─── Dataset content ───
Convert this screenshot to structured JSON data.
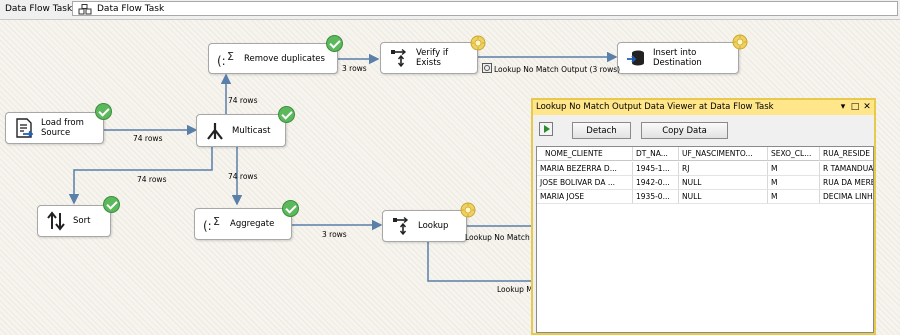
{
  "toolbar": {
    "label": "Data Flow Task:",
    "selected_task": "Data Flow Task"
  },
  "components": {
    "load": "Load from\nSource",
    "multicast": "Multicast",
    "sort": "Sort",
    "remove_dup": "Remove duplicates",
    "aggregate": "Aggregate",
    "verify": "Verify if\nExists",
    "insert": "Insert into\nDestination",
    "lookup": "Lookup"
  },
  "paths": {
    "load_to_multicast": "74 rows",
    "multicast_to_remove": "74 rows",
    "multicast_to_aggregate": "74 rows",
    "multicast_to_sort": "74 rows",
    "remove_to_verify": "3 rows",
    "aggregate_to_lookup": "3 rows",
    "verify_to_insert": "Lookup No Match Output (3 rows)",
    "lookup_nomatch": "Lookup No Match",
    "lookup_match": "Lookup Ma"
  },
  "viewer": {
    "title": "Lookup No Match Output Data Viewer at Data Flow Task",
    "detach": "Detach",
    "copy": "Copy Data",
    "columns": [
      "NOME_CLIENTE",
      "DT_NA...",
      "UF_NASCIMENTO...",
      "SEXO_CL...",
      "RUA_RESIDE"
    ],
    "rows": [
      [
        "MARIA BEZERRA D...",
        "1945-1...",
        "RJ",
        "M",
        "R TAMANDUAT"
      ],
      [
        "JOSE BOLIVAR DA ...",
        "1942-0...",
        "NULL",
        "M",
        "RUA DA MERE"
      ],
      [
        "MARIA JOSE",
        "1935-0...",
        "NULL",
        "M",
        "DECIMA LINHA"
      ]
    ]
  },
  "colors": {
    "ok_badge": "#5cb85c",
    "pending_badge": "#f0d060",
    "viewer_title": "#ffe68a",
    "connector": "#5a7fa8"
  }
}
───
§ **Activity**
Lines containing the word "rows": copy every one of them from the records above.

§ **Task solution**
    "load_to_multicast": "74 rows",
    "multicast_to_remove": "74 rows",
    "multicast_to_aggregate": "74 rows",
    "multicast_to_sort": "74 rows",
    "remove_to_verify": "3 rows",
    "aggregate_to_lookup": "3 rows",
    "verify_to_insert": "Lookup No Match Output (3 rows)",
    "rows": [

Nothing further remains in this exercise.